Goldenburg GJ, et al. Cooperative trial of immunotherapy for nasopharyngeal carcinoma with transfer factor from donors with Epstein-Barr virus antibody activity. Cancer Treat Rep 1985; 69(7-8): 761-7.
A prospective randomized double-blind trial evaluated the effect of immunotherapy with transfer factor as an adjunct to radiotherapy of patients with Stage III nasopharyngeal carcinoma (NPC). One hundred patients were randomized to receive either radiotherapy alone or radiotherapy along with an 18-month course of transfer factor immunotherapy. Patients were followed for at least five years, and no significant difference in disease-free survival or survival was noted between the two groups.
Fujisawa T, et al. Randomized controlled trial of transfer factor immunochemotherapy as an adjunct to surgical treatment for primary adenocarcinoma of the lung. Jpn J Surg 1984; 14(6): 452-8.
One hundred and two patients with primary resected adenocarcinoma of the lung were randomly assigned to a treatment group (transfer factor) and a control group (placebo). The treatment group had significantly higher survival rates than the control group in Stage I cases, while there was no significant difference between groups in patients in stages II, III and IV.
Wagner G, et al. Transfer factor for adjuvant immunotherapy in cervical cancer. Cancer Detect Prev Suppl 1987; 1: 373-6.
In a prospective randomized double-blind study of 60 patients with invasive cervical cancer, one group was treated with transfer factor derived from leukocytes of the patients' husbands, while the control group was treated with placebo. Survival rates among members of the treatment group were significantly higher than those of the control group within the first two years after radical hysterectomy. When the collectives were subdivided, significant differences were found in patients under age 35 and in patients with Stage I disease.
Whyte RI, et al. Adjuvant treatment using transfer factor for bronchogenic carcinoma: long-term follow-up. Ann Thorac Surg 1992; 53(3): 391-6.

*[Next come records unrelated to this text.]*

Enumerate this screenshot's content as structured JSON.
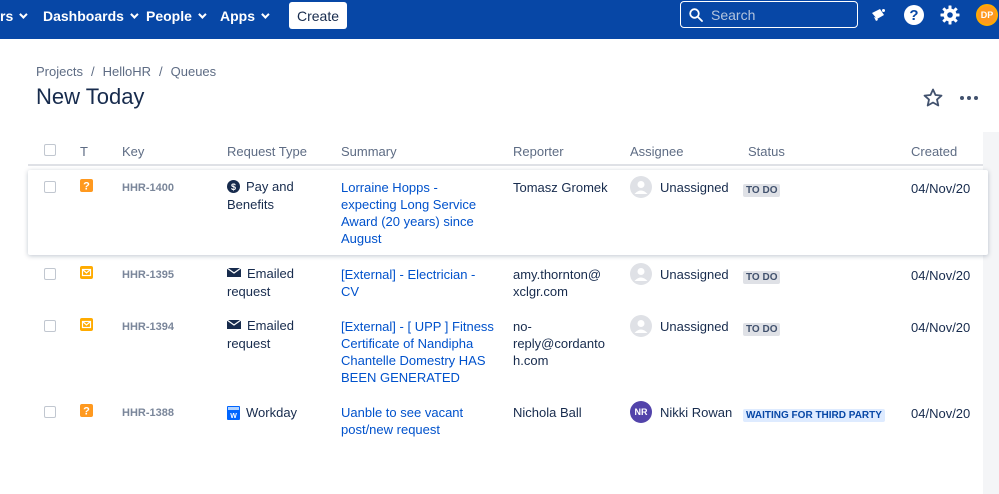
{
  "nav": {
    "partial_item": "rs",
    "dashboards": "Dashboards",
    "people": "People",
    "apps": "Apps",
    "create": "Create",
    "search_placeholder": "Search",
    "user_initials": "DP"
  },
  "breadcrumb": {
    "projects": "Projects",
    "project": "HelloHR",
    "queues": "Queues",
    "sep": "/"
  },
  "page": {
    "title": "New Today"
  },
  "columns": {
    "t": "T",
    "key": "Key",
    "request_type": "Request Type",
    "summary": "Summary",
    "reporter": "Reporter",
    "assignee": "Assignee",
    "status": "Status",
    "created": "Created"
  },
  "rows": [
    {
      "key": "HHR-1400",
      "type_line1": "Pay and",
      "type_line2": "Benefits",
      "summary_lines": [
        "Lorraine Hopps -",
        "expecting Long Service",
        "Award (20 years) since",
        "August"
      ],
      "reporter_lines": [
        "Tomasz Gromek"
      ],
      "assignee": "Unassigned",
      "status": "TO DO",
      "created": "04/Nov/20",
      "icon": "question-icon",
      "type_icon": "dollar-icon"
    },
    {
      "key": "HHR-1395",
      "type_line1": "Emailed",
      "type_line2": "request",
      "summary_lines": [
        "[External] - Electrician -",
        "CV"
      ],
      "reporter_lines": [
        "amy.thornton@",
        "xclgr.com"
      ],
      "assignee": "Unassigned",
      "status": "TO DO",
      "created": "04/Nov/20",
      "icon": "email-icon",
      "type_icon": "envelope-icon"
    },
    {
      "key": "HHR-1394",
      "type_line1": "Emailed",
      "type_line2": "request",
      "summary_lines": [
        "[External] - [ UPP ] Fitness",
        "Certificate of Nandipha",
        "Chantelle Domestry HAS",
        "BEEN GENERATED"
      ],
      "reporter_lines": [
        "no-",
        "reply@cordanto",
        "h.com"
      ],
      "assignee": "Unassigned",
      "status": "TO DO",
      "created": "04/Nov/20",
      "icon": "email-icon",
      "type_icon": "envelope-icon"
    },
    {
      "key": "HHR-1388",
      "type_line1": "Workday",
      "type_line2": "",
      "summary_lines": [
        "Uanble to see vacant",
        "post/new request"
      ],
      "reporter_lines": [
        "Nichola Ball"
      ],
      "assignee": "Nikki Rowan",
      "assignee_initials": "NR",
      "status": "WAITING FOR THIRD PARTY",
      "created": "04/Nov/20",
      "icon": "question-icon",
      "type_icon": "workday-icon"
    }
  ],
  "colors": {
    "nav_bg": "#0747a6",
    "link": "#0052cc",
    "question_icon": "#ff991f",
    "email_icon": "#ffab00",
    "workday_icon": "#0065ff"
  }
}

Between 1976 and 1982, 63 patients who underwent pulmonary resection, mediastinal lymph node dissection and, in some cases, mediastinal irradiation, were randomized into two groups. The treatment group received transfer factor at three-month intervals after operation, while the control group received saline solution at identical intervals. The two-year, five-year and 10-year survival rates in patients receiving transfer factor were not statistically significant when compared with the survival rates of the control group, though the differences between the groups were large enough to merit further research.